Directions for this task
Extract, word for word, each line from the line holding "Convert this screenshot" through the end of the records. Omit every picture.

Exercise material
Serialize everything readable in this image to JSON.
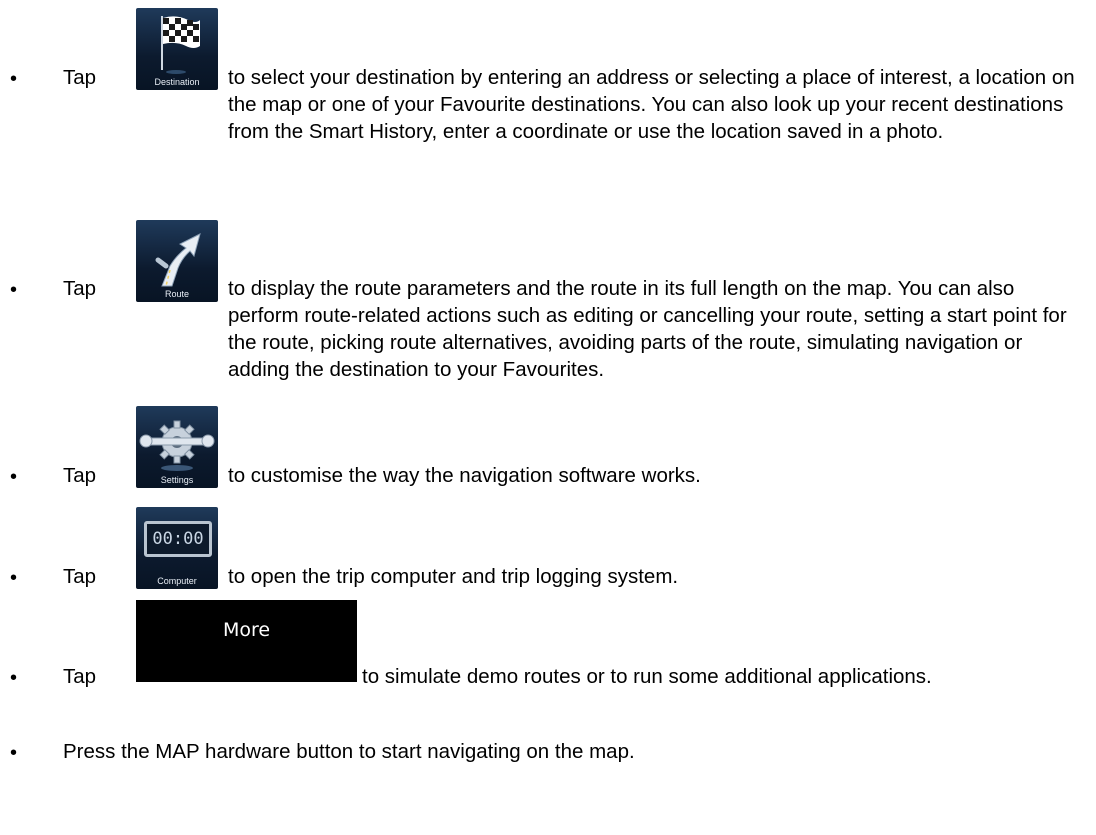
{
  "tap_word": "Tap",
  "items": [
    {
      "button_label": "Destination",
      "icon": "checkered-flag-icon",
      "text": "to select your destination by entering an address or selecting a place of interest, a location on the map or one of your Favourite destinations. You can also look up your recent destinations from the Smart History, enter a coordinate or use the location saved in a photo."
    },
    {
      "button_label": "Route",
      "icon": "route-arrow-icon",
      "text": "to display the route parameters and the route in its full length on the map. You can also perform route-related actions such as editing or cancelling your route, setting a start point for the route, picking route alternatives, avoiding parts of the route, simulating navigation or adding the destination to your Favourites."
    },
    {
      "button_label": "Settings",
      "icon": "gear-wrench-icon",
      "text": "to customise the way the navigation software works."
    },
    {
      "button_label": "Computer",
      "icon": "clock-display-icon",
      "clock_text": "00:00",
      "text": "to open the trip computer and trip logging system."
    },
    {
      "button_label": "More",
      "text": "to simulate demo routes or to run some additional applications."
    }
  ],
  "last_item": "Press the MAP hardware button to start navigating on the map."
}
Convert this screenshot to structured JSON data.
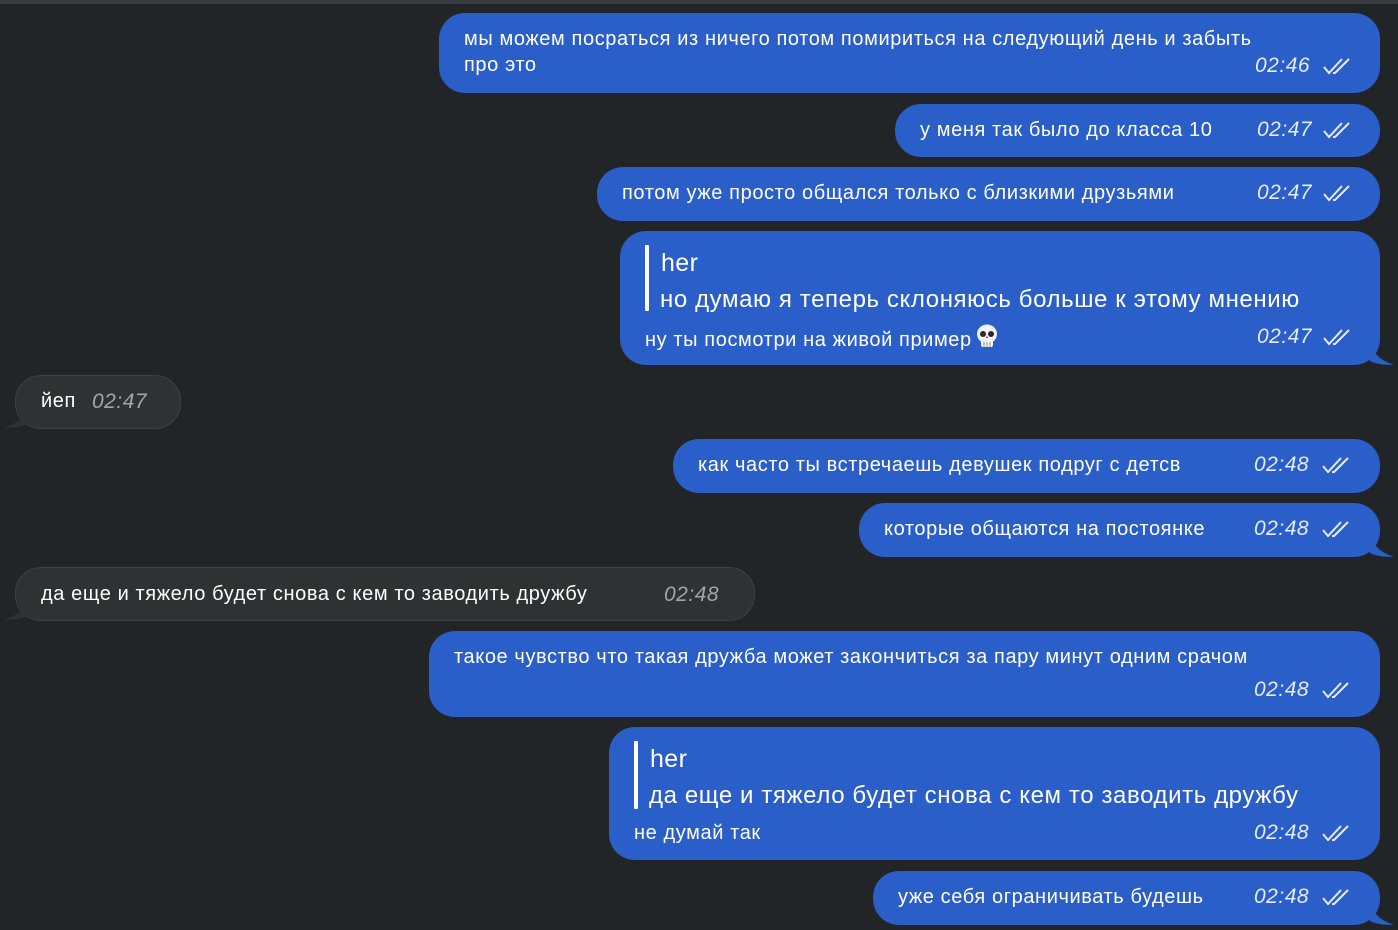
{
  "messages": [
    {
      "lines": [
        "мы можем посраться из ничего потом помириться на следующий день и забыть",
        "про это"
      ],
      "time": "02:46"
    },
    {
      "text": "у меня так было до класса 10",
      "time": "02:47"
    },
    {
      "text": "потом уже просто общался только с близкими друзьями",
      "time": "02:47"
    },
    {
      "reply_author": "her",
      "reply_text": "но думаю я теперь склоняюсь больше к этому мнению",
      "text": "ну ты посмотри на живой пример",
      "time": "02:47",
      "emoji": "skull-emoji"
    },
    {
      "text": "йеп",
      "time": "02:47"
    },
    {
      "text": "как часто ты встречаешь девушек подруг с детсв",
      "time": "02:48"
    },
    {
      "text": "которые общаются на постоянке",
      "time": "02:48"
    },
    {
      "text": "да еще и тяжело будет снова с кем то заводить дружбу",
      "time": "02:48"
    },
    {
      "text": "такое чувство что такая дружба может закончиться за пару минут одним срачом",
      "time": "02:48"
    },
    {
      "reply_author": "her",
      "reply_text": "да еще и тяжело будет снова с кем то заводить дружбу",
      "text": "не думай так",
      "time": "02:48"
    },
    {
      "text": "уже себя ограничивать будешь",
      "time": "02:48"
    }
  ],
  "colors": {
    "background": "#222527",
    "outgoing_bubble": "#2a5ec8",
    "incoming_bubble": "#2f3133"
  }
}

Expected output
Convert this screenshot to structured JSON data.
{
  "messages": [
    {
      "lines": [
        "мы можем посраться из ничего потом помириться на следующий день и забыть",
        "про это"
      ],
      "time": "02:46"
    },
    {
      "text": "у меня так было до класса 10",
      "time": "02:47"
    },
    {
      "text": "потом уже просто общался только с близкими друзьями",
      "time": "02:47"
    },
    {
      "reply_author": "her",
      "reply_text": "но думаю я теперь склоняюсь больше к этому мнению",
      "text": "ну ты посмотри на живой пример",
      "time": "02:47",
      "emoji": "skull-emoji"
    },
    {
      "text": "йеп",
      "time": "02:47"
    },
    {
      "text": "как часто ты встречаешь девушек подруг с детсв",
      "time": "02:48"
    },
    {
      "text": "которые общаются на постоянке",
      "time": "02:48"
    },
    {
      "text": "да еще и тяжело будет снова с кем то заводить дружбу",
      "time": "02:48"
    },
    {
      "text": "такое чувство что такая дружба может закончиться за пару минут одним срачом",
      "time": "02:48"
    },
    {
      "reply_author": "her",
      "reply_text": "да еще и тяжело будет снова с кем то заводить дружбу",
      "text": "не думай так",
      "time": "02:48"
    },
    {
      "text": "уже себя ограничивать будешь",
      "time": "02:48"
    }
  ],
  "colors": {
    "background": "#222527",
    "outgoing_bubble": "#2a5ec8",
    "incoming_bubble": "#2f3133"
  }
}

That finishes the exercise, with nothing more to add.